-- Opening Marker --

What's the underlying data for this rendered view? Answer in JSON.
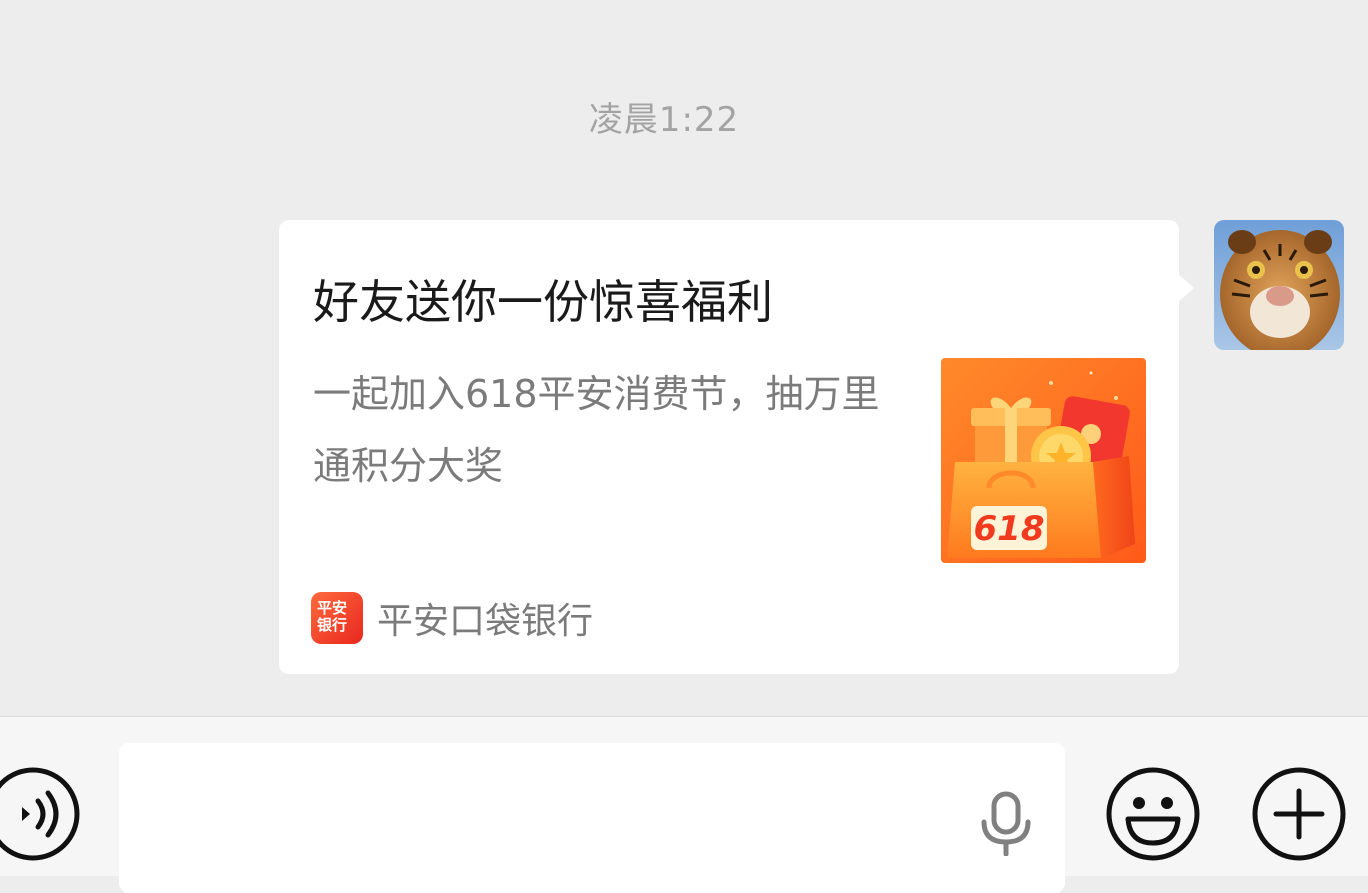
{
  "chat": {
    "timestamp": "凌晨1:22"
  },
  "card": {
    "title": "好友送你一份惊喜福利",
    "description": "一起加入618平安消费节，抽万里通积分大奖",
    "thumbnail_text": "618",
    "source_name": "平安口袋银行",
    "source_logo_text": [
      "平安",
      "银行"
    ]
  },
  "input_bar": {
    "text_value": "",
    "placeholder": ""
  },
  "icons": {
    "voice": "voice-icon",
    "mic": "microphone-icon",
    "emoji": "emoji-icon",
    "plus": "plus-icon"
  },
  "colors": {
    "chat_background": "#ededed",
    "bubble": "#ffffff",
    "input_bar": "#f6f6f6",
    "accent_orange": "#ff6a1f"
  }
}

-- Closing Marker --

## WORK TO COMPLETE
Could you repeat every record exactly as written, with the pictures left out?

## TASK ANSWER
What's the underlying data for this rendered view? Answer in JSON.
{
  "chat": {
    "timestamp": "凌晨1:22"
  },
  "card": {
    "title": "好友送你一份惊喜福利",
    "description": "一起加入618平安消费节，抽万里通积分大奖",
    "thumbnail_text": "618",
    "source_name": "平安口袋银行",
    "source_logo_text": [
      "平安",
      "银行"
    ]
  },
  "input_bar": {
    "text_value": "",
    "placeholder": ""
  },
  "icons": {
    "voice": "voice-icon",
    "mic": "microphone-icon",
    "emoji": "emoji-icon",
    "plus": "plus-icon"
  },
  "colors": {
    "chat_background": "#ededed",
    "bubble": "#ffffff",
    "input_bar": "#f6f6f6",
    "accent_orange": "#ff6a1f"
  }
}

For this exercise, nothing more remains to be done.